Your task is to retype, exactly, the line containing "Decode this image" and every later line through the end of the listing, with pictures omitted.
━━━━━━
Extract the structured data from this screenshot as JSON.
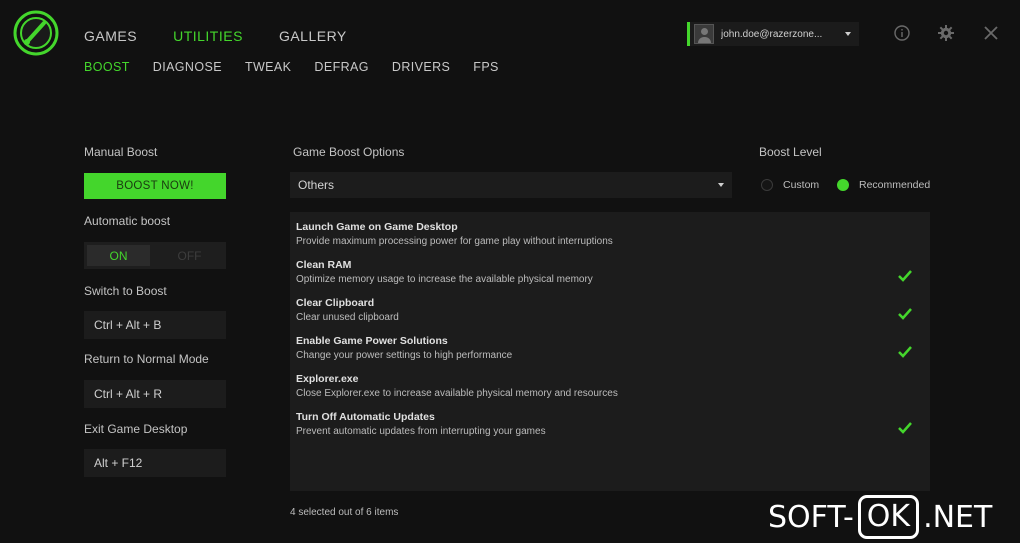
{
  "nav": {
    "top": [
      "GAMES",
      "UTILITIES",
      "GALLERY"
    ],
    "active_top": 1,
    "sub": [
      "BOOST",
      "DIAGNOSE",
      "TWEAK",
      "DEFRAG",
      "DRIVERS",
      "FPS"
    ],
    "active_sub": 0
  },
  "account": {
    "email": "john.doe@razerzone..."
  },
  "icons": [
    "razer-cortex-logo",
    "info-icon",
    "gear-icon",
    "close-icon",
    "checkmark-icon"
  ],
  "colors": {
    "accent": "#44d62c",
    "background": "#111111",
    "panel": "#1c1c1c"
  },
  "left": {
    "manual_boost_label": "Manual Boost",
    "boost_button": "BOOST NOW!",
    "auto_boost_label": "Automatic boost",
    "toggle_on": "ON",
    "toggle_off": "OFF",
    "switch_label": "Switch to Boost",
    "switch_value": "Ctrl + Alt + B",
    "return_label": "Return to Normal Mode",
    "return_value": "Ctrl + Alt + R",
    "exit_label": "Exit Game Desktop",
    "exit_value": "Alt + F12"
  },
  "options": {
    "title": "Game Boost Options",
    "selected": "Others",
    "items": [
      {
        "title": "Launch Game on Game Desktop",
        "desc": "Provide maximum processing power for game play without interruptions",
        "checked": false
      },
      {
        "title": "Clean RAM",
        "desc": "Optimize memory usage to increase the available physical memory",
        "checked": true
      },
      {
        "title": "Clear Clipboard",
        "desc": "Clear unused clipboard",
        "checked": true
      },
      {
        "title": "Enable Game Power Solutions",
        "desc": "Change your power settings to high performance",
        "checked": true
      },
      {
        "title": "Explorer.exe",
        "desc": "Close Explorer.exe to increase available physical memory and resources",
        "checked": false
      },
      {
        "title": "Turn Off Automatic Updates",
        "desc": "Prevent automatic updates from interrupting your games",
        "checked": true
      }
    ],
    "footer": "4 selected out of 6 items"
  },
  "boost_level": {
    "title": "Boost Level",
    "custom": "Custom",
    "recommended": "Recommended",
    "selected": "Recommended"
  },
  "watermark": {
    "left": "SOFT-",
    "mid": "OK",
    "right": ".NET"
  }
}
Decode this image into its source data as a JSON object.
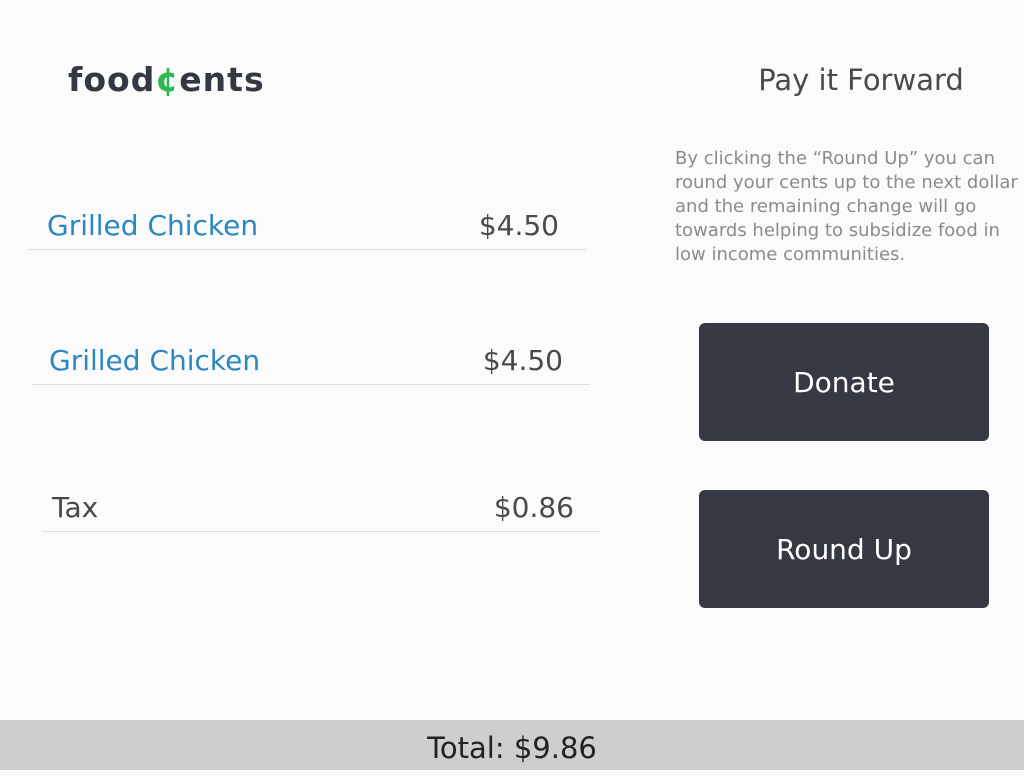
{
  "logo": {
    "part1": "food",
    "cent": "¢",
    "part2": "ents"
  },
  "order": {
    "items": [
      {
        "name": "Grilled Chicken",
        "price": "$4.50"
      },
      {
        "name": "Grilled Chicken",
        "price": "$4.50"
      }
    ],
    "tax": {
      "label": "Tax",
      "amount": "$0.86"
    }
  },
  "pay_it_forward": {
    "title": "Pay it Forward",
    "description": "By clicking the “Round Up” you can round your cents up to the next dollar and the remaining change will go towards helping to subsidize food in low income communities.",
    "donate_label": "Donate",
    "round_up_label": "Round Up"
  },
  "total": {
    "text": "Total: $9.86"
  },
  "colors": {
    "brand_text": "#333842",
    "brand_accent": "#2db84f",
    "item_name": "#2d87c1",
    "button_bg": "#363944",
    "total_bar_bg": "#cdced0"
  }
}
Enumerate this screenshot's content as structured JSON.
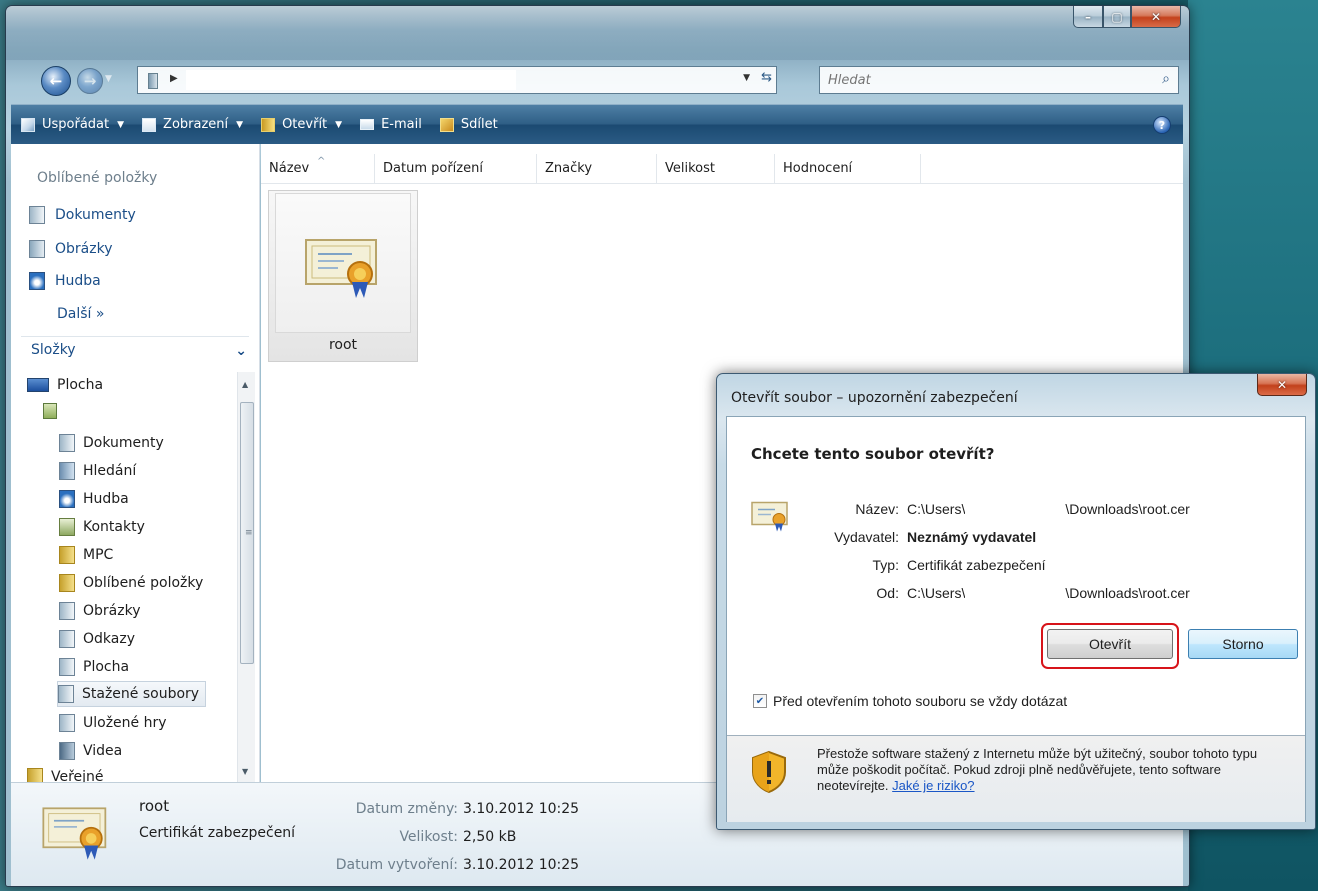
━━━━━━
▸ **ANSWER SECTION**:
Decode this image into its source data as a JSON object.
{
  "logo": {
    "part1": "food",
    "cent": "¢",
    "part2": "ents"
  },
  "order": {
    "items": [
      {
        "name": "Grilled Chicken",
        "price": "$4.50"
      },
      {
        "name": "Grilled Chicken",
        "price": "$4.50"
      }
    ],
    "tax": {
      "label": "Tax",
      "amount": "$0.86"
    }
  },
  "pay_it_forward": {
    "title": "Pay it Forward",
    "description": "By clicking the “Round Up” you can round your cents up to the next dollar and the remaining change will go towards helping to subsidize food in low income communities.",
    "donate_label": "Donate",
    "round_up_label": "Round Up"
  },
  "total": {
    "text": "Total: $9.86"
  },
  "colors": {
    "brand_text": "#333842",
    "brand_accent": "#2db84f",
    "item_name": "#2d87c1",
    "button_bg": "#363944",
    "total_bar_bg": "#cdced0"
  }
}
Enumerate this screenshot's content as structured JSON.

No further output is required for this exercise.